The answer could be both. Excessive drinking for a long period can cause a range of problems including alcoholism, cirrhosis, and neurological problems.
On the other hand, people who drink modest amounts of alcohol have a lower risk of developing heart disease.
The issues surrounding ulcerative colitis (UC) and drinking alcohol are even trickier. The answer, just like the disease itself, is complicated.
On one hand, a very large older
- Coffee intake doesn’t relate to UC flares.
- Alcohol consumption before a UC diagnosis may lower a person’s risk for developing the disease.

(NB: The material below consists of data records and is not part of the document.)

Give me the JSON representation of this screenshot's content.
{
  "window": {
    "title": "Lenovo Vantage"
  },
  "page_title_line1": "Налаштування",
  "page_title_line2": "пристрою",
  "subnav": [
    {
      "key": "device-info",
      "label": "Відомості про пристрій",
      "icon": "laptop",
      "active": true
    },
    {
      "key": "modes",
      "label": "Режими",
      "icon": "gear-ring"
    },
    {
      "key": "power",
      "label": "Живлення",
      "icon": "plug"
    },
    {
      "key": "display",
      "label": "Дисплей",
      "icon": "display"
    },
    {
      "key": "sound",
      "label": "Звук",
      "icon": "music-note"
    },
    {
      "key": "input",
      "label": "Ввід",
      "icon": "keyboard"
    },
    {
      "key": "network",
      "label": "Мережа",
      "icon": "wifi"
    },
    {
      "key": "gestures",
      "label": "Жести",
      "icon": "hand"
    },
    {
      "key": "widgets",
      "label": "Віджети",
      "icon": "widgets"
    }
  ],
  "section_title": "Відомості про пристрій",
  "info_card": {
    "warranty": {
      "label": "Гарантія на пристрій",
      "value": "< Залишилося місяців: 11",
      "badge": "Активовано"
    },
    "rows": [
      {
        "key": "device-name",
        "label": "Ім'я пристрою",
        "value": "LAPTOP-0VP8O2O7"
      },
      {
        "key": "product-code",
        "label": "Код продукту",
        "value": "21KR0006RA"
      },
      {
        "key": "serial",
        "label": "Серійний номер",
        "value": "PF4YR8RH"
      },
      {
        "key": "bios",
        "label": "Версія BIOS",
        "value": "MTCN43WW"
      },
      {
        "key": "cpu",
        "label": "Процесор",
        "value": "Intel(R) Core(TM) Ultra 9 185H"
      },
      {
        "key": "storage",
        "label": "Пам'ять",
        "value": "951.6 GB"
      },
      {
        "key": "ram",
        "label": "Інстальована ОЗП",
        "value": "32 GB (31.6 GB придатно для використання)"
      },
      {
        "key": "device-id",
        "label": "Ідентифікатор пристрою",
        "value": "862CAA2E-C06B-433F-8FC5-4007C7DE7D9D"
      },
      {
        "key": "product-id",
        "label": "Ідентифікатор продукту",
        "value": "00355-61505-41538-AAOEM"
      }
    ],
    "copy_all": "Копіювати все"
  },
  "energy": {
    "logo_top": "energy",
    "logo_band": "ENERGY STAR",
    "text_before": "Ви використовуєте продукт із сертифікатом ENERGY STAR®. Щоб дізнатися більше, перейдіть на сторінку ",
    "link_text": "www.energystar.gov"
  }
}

Although the study had its limitations, it did raise an interesting question: Can alcohol have a protective effect on UC?
On the other hand, one
The same researchers in another
People who drink alcohol with UC will experience different outcomes. Some people experience relapse in the form of a severe, acute attack. Others will be at a higher risk of chronic liver injury and ultimately liver failure. A buildup of toxins that damage the gut and liver lining, can cause a substantial liver injury.
Others experience an increased risk of symptoms such as:
- upper gastrointestinal bleeding
Alcohol may also interact with the medication you’re taking. This means it can alter the excretion of active drug molecules, leading to liver damage and complications.
That said, it’s not entirely clear from the existing data that modest alcohol consumption is a major trigger for relapse. It’s likely best to avoid alcohol consumption when possible and limit consumption when you do drink.